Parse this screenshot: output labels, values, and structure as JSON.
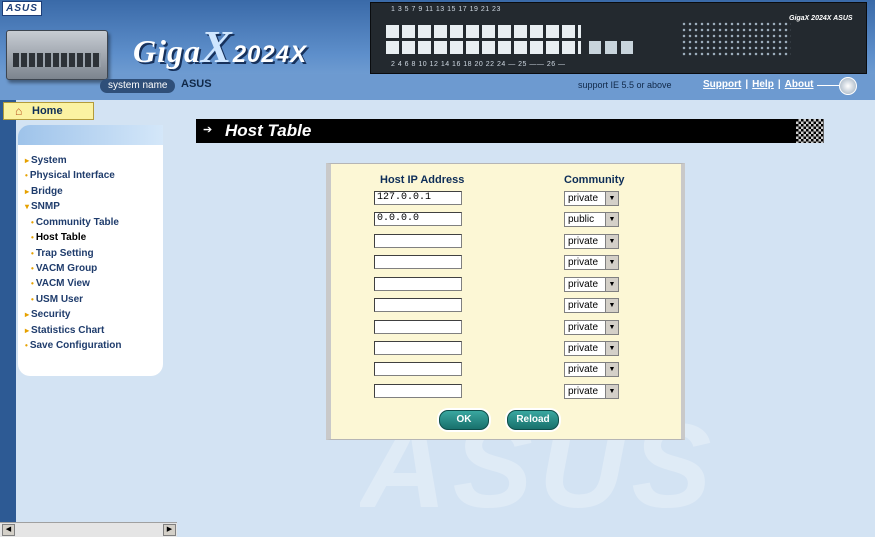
{
  "header": {
    "asus_logo": "ASUS",
    "brand": {
      "prefix": "Giga",
      "x": "X",
      "model": "2024X"
    },
    "panel_top_numbers": "1   3   5   7    9   11   13   15    17   19   21  23",
    "panel_bottom_numbers": "2   4   6   8   10  12  14  16   18  20  22  24  — 25 —— 26 —",
    "panel_brand": "GigaX 2024X ASUS",
    "system_name_label": "system name",
    "system_name_value": "ASUS",
    "support_note": "support IE 5.5 or above",
    "links": [
      "Support",
      "Help",
      "About"
    ]
  },
  "nav": {
    "home_label": "Home",
    "items": [
      {
        "label": "System",
        "bullet": "▸"
      },
      {
        "label": "Physical Interface",
        "bullet": "•"
      },
      {
        "label": "Bridge",
        "bullet": "▸"
      },
      {
        "label": "SNMP",
        "bullet": "▾"
      },
      {
        "label": "Community Table",
        "bullet": "•"
      },
      {
        "label": "Host Table",
        "bullet": "•",
        "active": true
      },
      {
        "label": "Trap Setting",
        "bullet": "•"
      },
      {
        "label": "VACM Group",
        "bullet": "•"
      },
      {
        "label": "VACM View",
        "bullet": "•"
      },
      {
        "label": "USM User",
        "bullet": "•"
      },
      {
        "label": "Security",
        "bullet": "▸"
      },
      {
        "label": "Statistics Chart",
        "bullet": "▸"
      },
      {
        "label": "Save Configuration",
        "bullet": "•"
      }
    ]
  },
  "main": {
    "title": "Host Table",
    "columns": {
      "ip": "Host IP Address",
      "community": "Community"
    },
    "rows": [
      {
        "ip": "127.0.0.1",
        "community": "private"
      },
      {
        "ip": "0.0.0.0",
        "community": "public"
      },
      {
        "ip": "",
        "community": "private"
      },
      {
        "ip": "",
        "community": "private"
      },
      {
        "ip": "",
        "community": "private"
      },
      {
        "ip": "",
        "community": "private"
      },
      {
        "ip": "",
        "community": "private"
      },
      {
        "ip": "",
        "community": "private"
      },
      {
        "ip": "",
        "community": "private"
      },
      {
        "ip": "",
        "community": "private"
      }
    ],
    "ok_label": "OK",
    "reload_label": "Reload"
  },
  "watermark": "ASUS",
  "colors": {
    "accent_teal": "#18706c",
    "panel_bg": "#fcf7d5",
    "nav_text": "#1f3c6c"
  }
}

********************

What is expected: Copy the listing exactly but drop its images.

Solved exercise:
Parse this screenshot: output labels, values, and structure as JSON.
{
  "header": {
    "asus_logo": "ASUS",
    "brand": {
      "prefix": "Giga",
      "x": "X",
      "model": "2024X"
    },
    "panel_top_numbers": "1   3   5   7    9   11   13   15    17   19   21  23",
    "panel_bottom_numbers": "2   4   6   8   10  12  14  16   18  20  22  24  — 25 —— 26 —",
    "panel_brand": "GigaX 2024X ASUS",
    "system_name_label": "system name",
    "system_name_value": "ASUS",
    "support_note": "support IE 5.5 or above",
    "links": [
      "Support",
      "Help",
      "About"
    ]
  },
  "nav": {
    "home_label": "Home",
    "items": [
      {
        "label": "System",
        "bullet": "▸"
      },
      {
        "label": "Physical Interface",
        "bullet": "•"
      },
      {
        "label": "Bridge",
        "bullet": "▸"
      },
      {
        "label": "SNMP",
        "bullet": "▾"
      },
      {
        "label": "Community Table",
        "bullet": "•"
      },
      {
        "label": "Host Table",
        "bullet": "•",
        "active": true
      },
      {
        "label": "Trap Setting",
        "bullet": "•"
      },
      {
        "label": "VACM Group",
        "bullet": "•"
      },
      {
        "label": "VACM View",
        "bullet": "•"
      },
      {
        "label": "USM User",
        "bullet": "•"
      },
      {
        "label": "Security",
        "bullet": "▸"
      },
      {
        "label": "Statistics Chart",
        "bullet": "▸"
      },
      {
        "label": "Save Configuration",
        "bullet": "•"
      }
    ]
  },
  "main": {
    "title": "Host Table",
    "columns": {
      "ip": "Host IP Address",
      "community": "Community"
    },
    "rows": [
      {
        "ip": "127.0.0.1",
        "community": "private"
      },
      {
        "ip": "0.0.0.0",
        "community": "public"
      },
      {
        "ip": "",
        "community": "private"
      },
      {
        "ip": "",
        "community": "private"
      },
      {
        "ip": "",
        "community": "private"
      },
      {
        "ip": "",
        "community": "private"
      },
      {
        "ip": "",
        "community": "private"
      },
      {
        "ip": "",
        "community": "private"
      },
      {
        "ip": "",
        "community": "private"
      },
      {
        "ip": "",
        "community": "private"
      }
    ],
    "ok_label": "OK",
    "reload_label": "Reload"
  },
  "watermark": "ASUS",
  "colors": {
    "accent_teal": "#18706c",
    "panel_bg": "#fcf7d5",
    "nav_text": "#1f3c6c"
  }
}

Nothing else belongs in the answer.